A public school stands on the Upper East Side on August 07, 2020 in the Manhattan borough of New York City. Due to the low COVID-19 infection rates reported in the city, New York Governor Andrew Cuomo announced Friday that all New York school districts may reopen this fall. | Spencer Platt/Getty Images
Reopening is easy. Keeping them open — with everyone healthy — will be the hard part.
Reopening schools is easy. Keeping them open will be the hard part.
As educators prepare to welcome students back to class for the first time in months, schools’ ability to quickly identify and contain coronavirus outbreaks before they get out of hand will be put to the test in thousands of districts around the country.
Newly reopened schools in Mississippi, Indiana and Georgia have already reported infections just days into the academic year, triggering virus protocols that include swiftly isolating infected students, tracing their contacts and quarantining people they exposed.
“It doesn’t matter if you open schools in July, like we did, or if you open in August, September or October. All schools are going to have to deal with the issue of positive COVID-19 test results,” said Lee Childress, superintendent of Corinth School District in Mississippi, where more than 100 students are quarantined at home after being exposed to a handful of infected classmates.
Schools are trying to mitigate the risk of transmission by spreading desks apart, serving meals in the classroom and keeping groups of students together throughout the day. Many schools — but not all — will require students and staff to wear masks, which health experts say is critical to cutting down on spread.

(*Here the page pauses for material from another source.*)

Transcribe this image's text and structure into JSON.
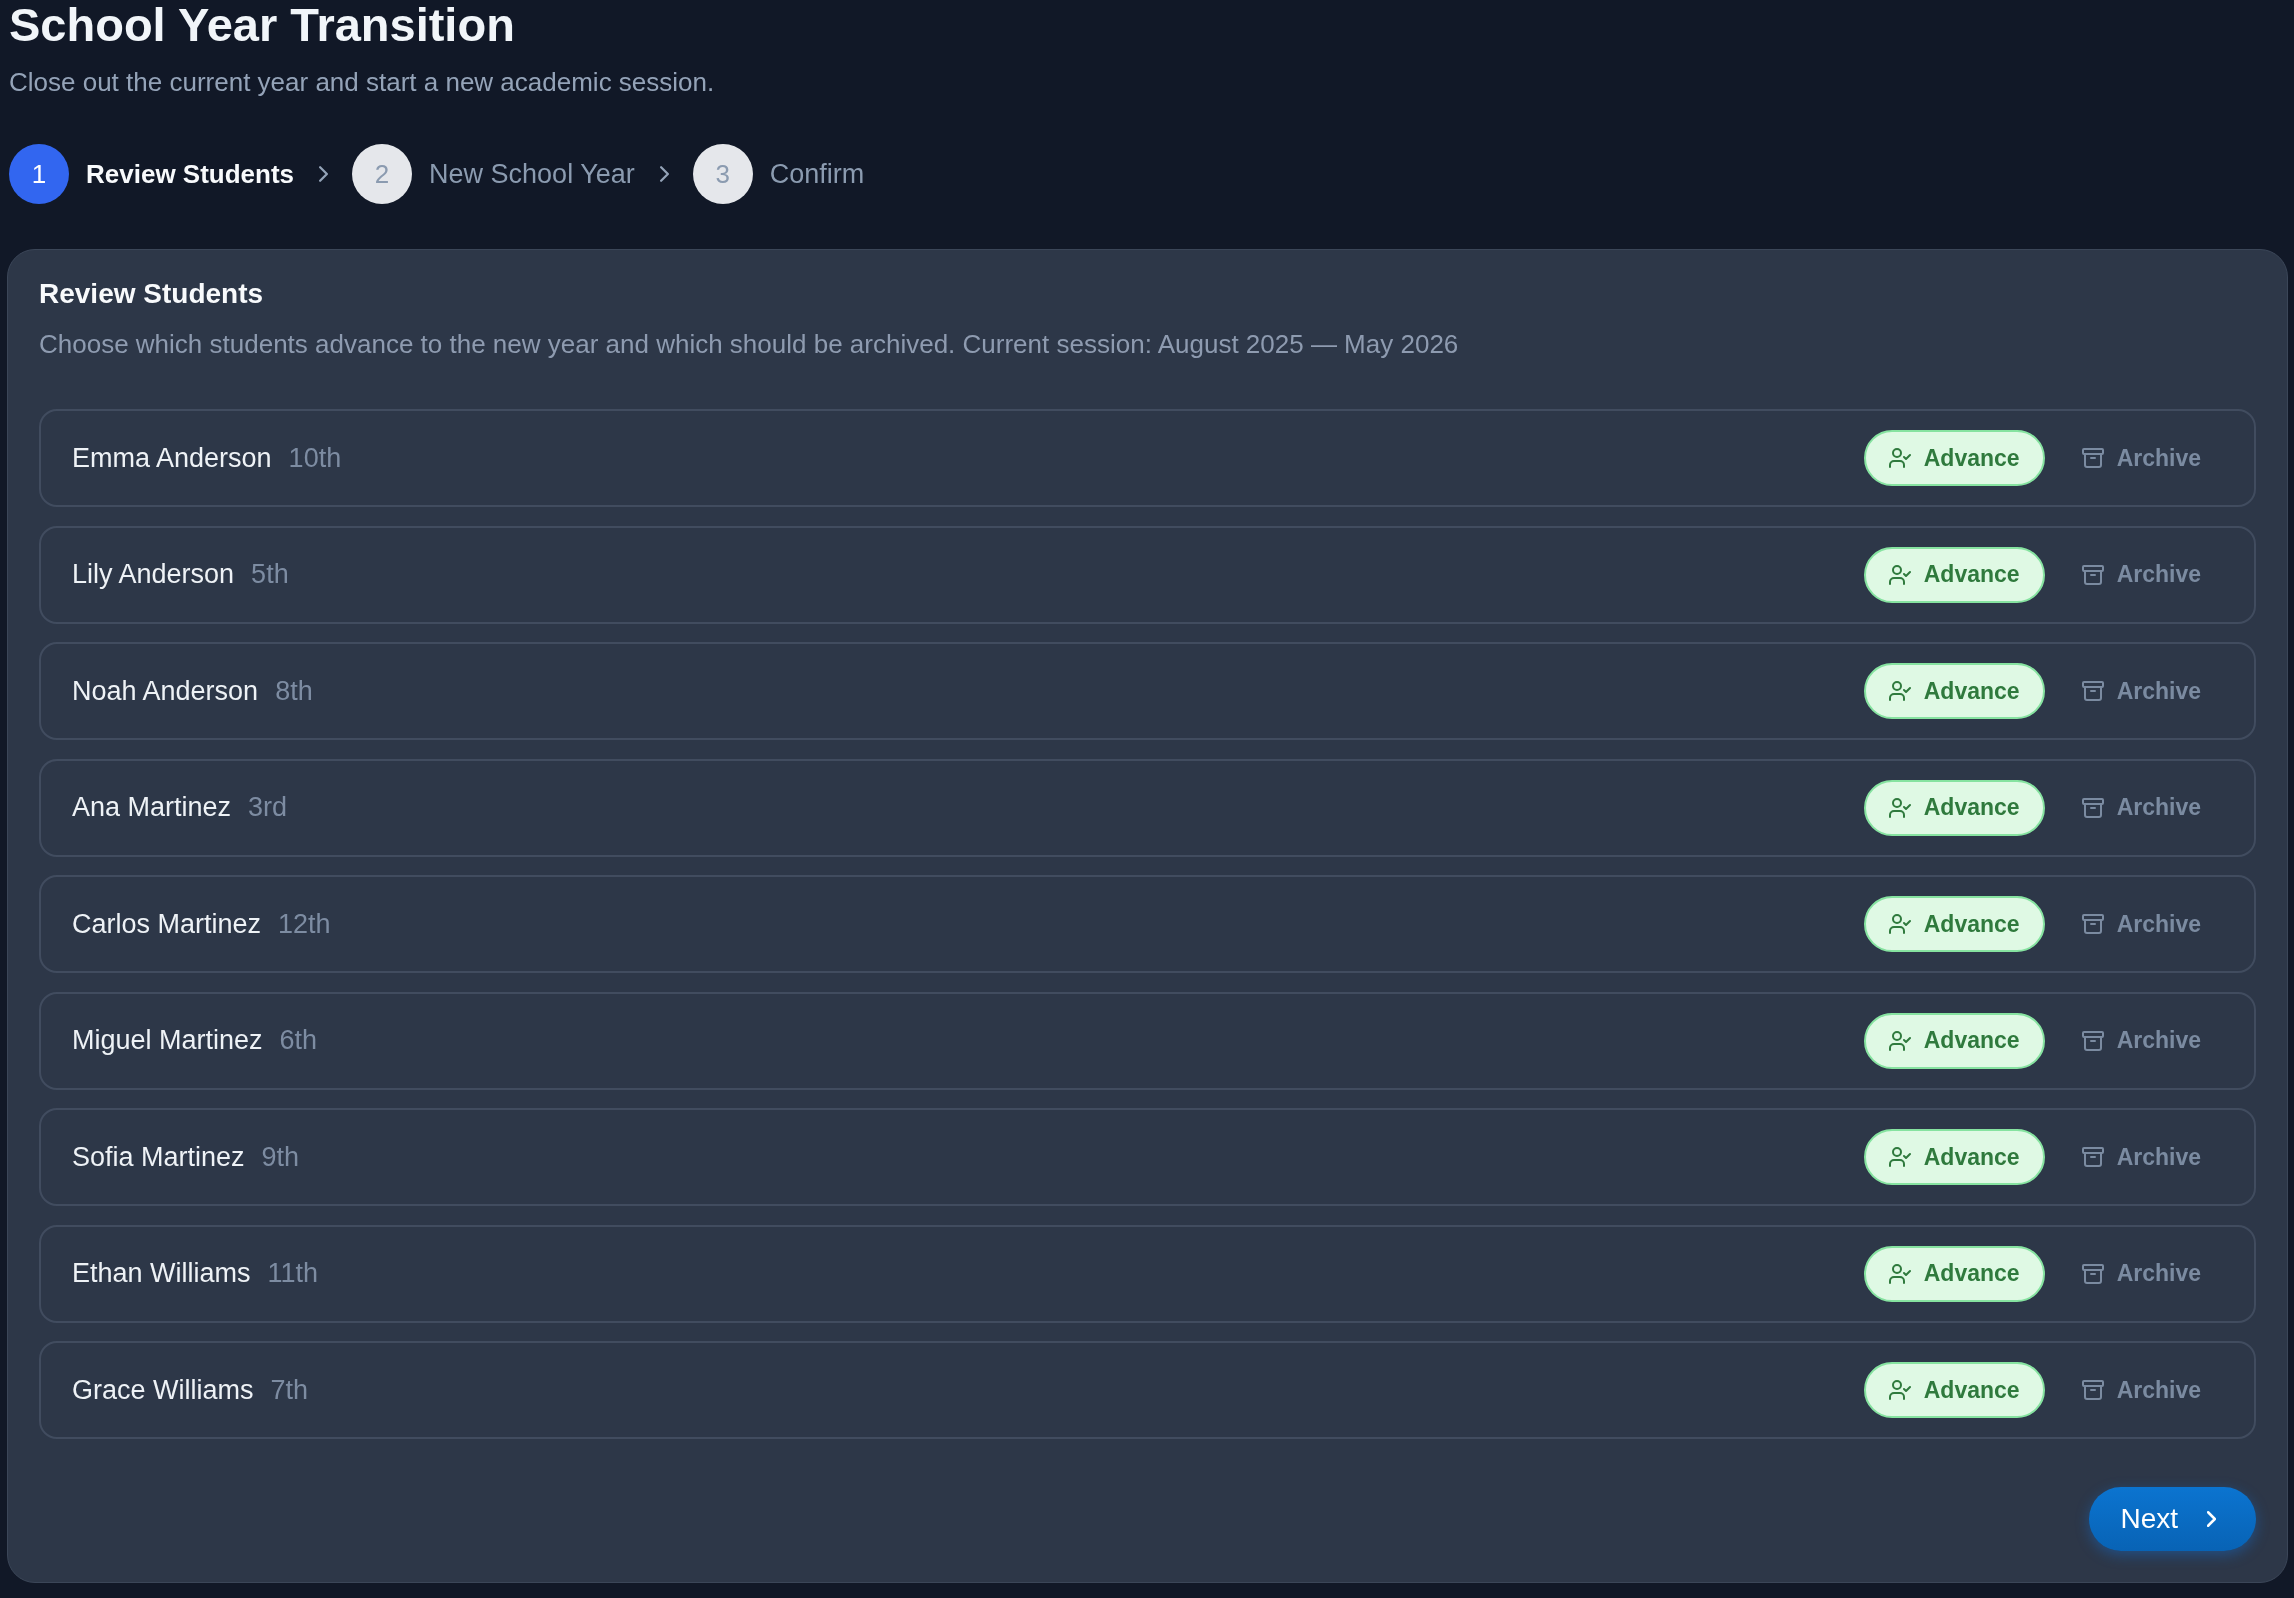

Administrators say it might be difficult to control the mixing and mingling that happens at every school. Asymptomatic carriers could silently spread the virus to many others. A student might not remember every contact, or be reluctant to tell the truth because that would mean forcing friends into quarantine.
Contact tracing might prove difficult “when you have that many students and they have multiple contacts inside of a building,” said Dallas schools chief Michael Hinojosa.
Schools are reopening as new infections run at about 55,000 a day in the U.S. While that’s down from a peak of well over 70,000 in the second half of July, cases are rising in about half of the states, and deaths are climbing in many of them.
In Indiana, where case numbers and the positivity rate have been rising, a student showed up to class outside Indianapolis before getting the results of a virus test. Greenfield-Central Junior High soon learned he was positive.
It was the first day of school.
“We felt like we were at a good place to start school and then, through no fault of our own, a kid comes to school who shouldn’t have been there,” Superintendent Harold Olin said, acknowledging “uncomfortable” conversations with parents whose children then had to be quarantined.
Because it was the school system’s first case, Olin himself grabbed a tape measure and headed to the infected …read more
Source:: Chicago Sun Times